Plus ├ža change...

Friday, 27 June 2014

World War One in a Nutshell

100 years ago today someone was shot in Sarajevo. Four years and 16 million killings later, the Armistice was signed and World War One ended.

The two events, of course, are causally connected. But how? Why did the death of the heir to the Austrian Empire lead to World War? If you've ever pondered on such things, and if you're knowledge of the facts is hazy, here's my brief guide to the Great War.

1. Bosnia, 100 years ago today, was part of the Austro-Hungarian empire and the assassination was part of a campaign for independence;

2. Austria was a long-standing ally of Germany and when it finally got round to responding to the events in Sarajevo, it made sure it did so with Germany's complete support (the so-called 'blank cheque);

3. The problem was the Russians.
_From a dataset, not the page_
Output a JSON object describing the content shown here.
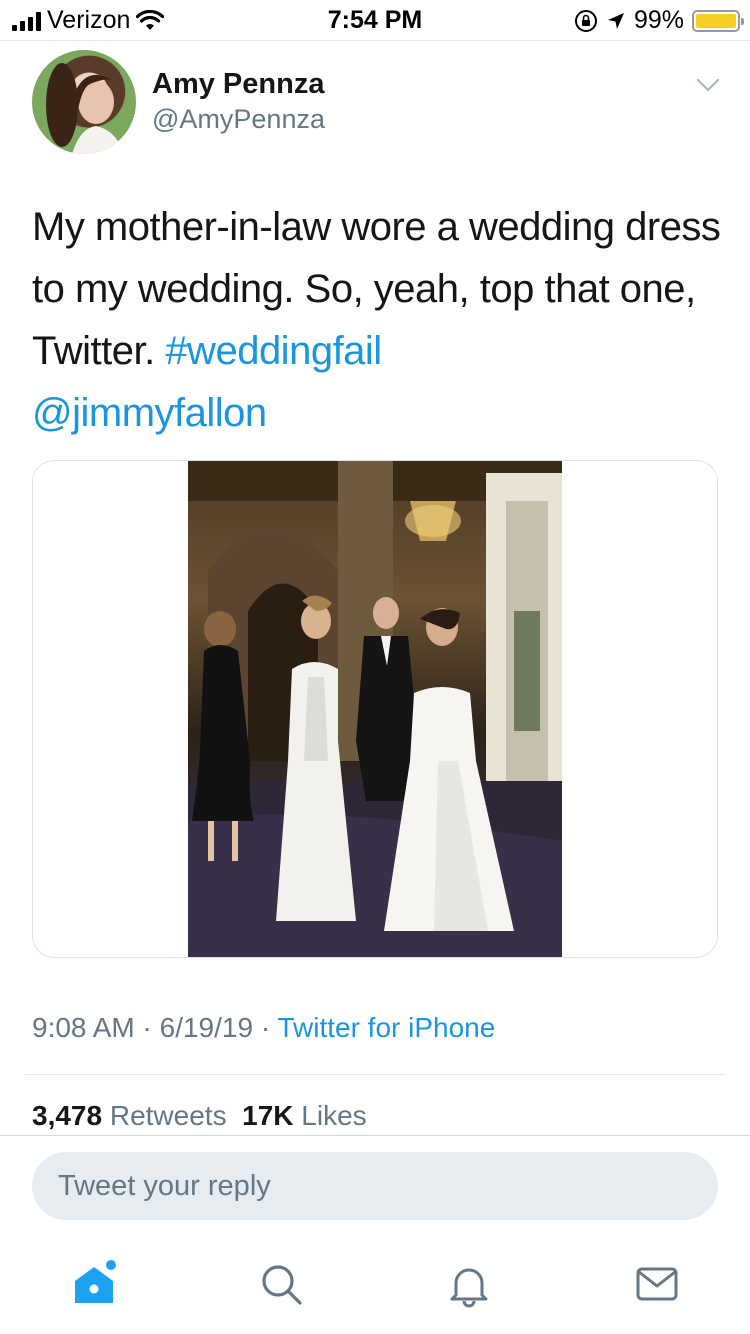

Both Austria and Germany feared Russian involvement in any fighting in Serbia, and they were right.

4. On August in response to Austria's declaration of war on Serbia (basically, punishment for the assassination of the heir to the throne) Russia mobilised its army;

5. This meant France was now committed thanks to a mutual assistance treaty with Russia to fight against Germany;

6. Which led to the enactment of the Schleiffen Plan by Germany - invading France through Belgium and having a pop at the Russians through Poland.

Which is basically where World War One begins. See? It's not really that difficult is it? Meanwhile, over in the Balkans, Austria-Hungary was indeed fighting in Serbia, the Turks became involved and the Italians, Bulgarians too ultimately and the whole thing went to hell.

Monday, 2 June 2014

On this day

June 2nd 1840, Thomas Hardy was born. 

Musician, poet, architect, novelist, in that order, Thomas Hardy must surely rank as one of this country's greatest men. But why? His novels are wonderfully crafted social observations, historical records and moral commentaries but then, so are many others. His poems - a vast body of sometimes variable work - are immediate and memorable, original and musical. But others are equally good. His architecture? I can't comment on his skill as an architect though I can be pretty certain that he must have been a more than useful musician, given what regular duties he and other members of the Hardy family undertook.

More than anything, perhaps, is Hardy's immense influence on other writers: and what he most consistently speaks to fellow authors is the importance of honesty. Hardy is always honest, uncomfortably so at times, and his style and idiom are as honest as his themes and his subjects. 

That, probably more than anything else, is the true mark of greatness. It sounds easy doesn't it? But making great art out of honesty... that's another story!


Tuesday, 1 April 2014

Literary Calendar: April

This is amazing. It turns out that April in years past has been quite a month, from Jane Austen telling the Prince Regent that she could 'not sit down to write a serious romance' to the publication of The Great Gatsby and the birth of Vladimir Nabokov. Inspiring stuff. Must be something to do with sap rising.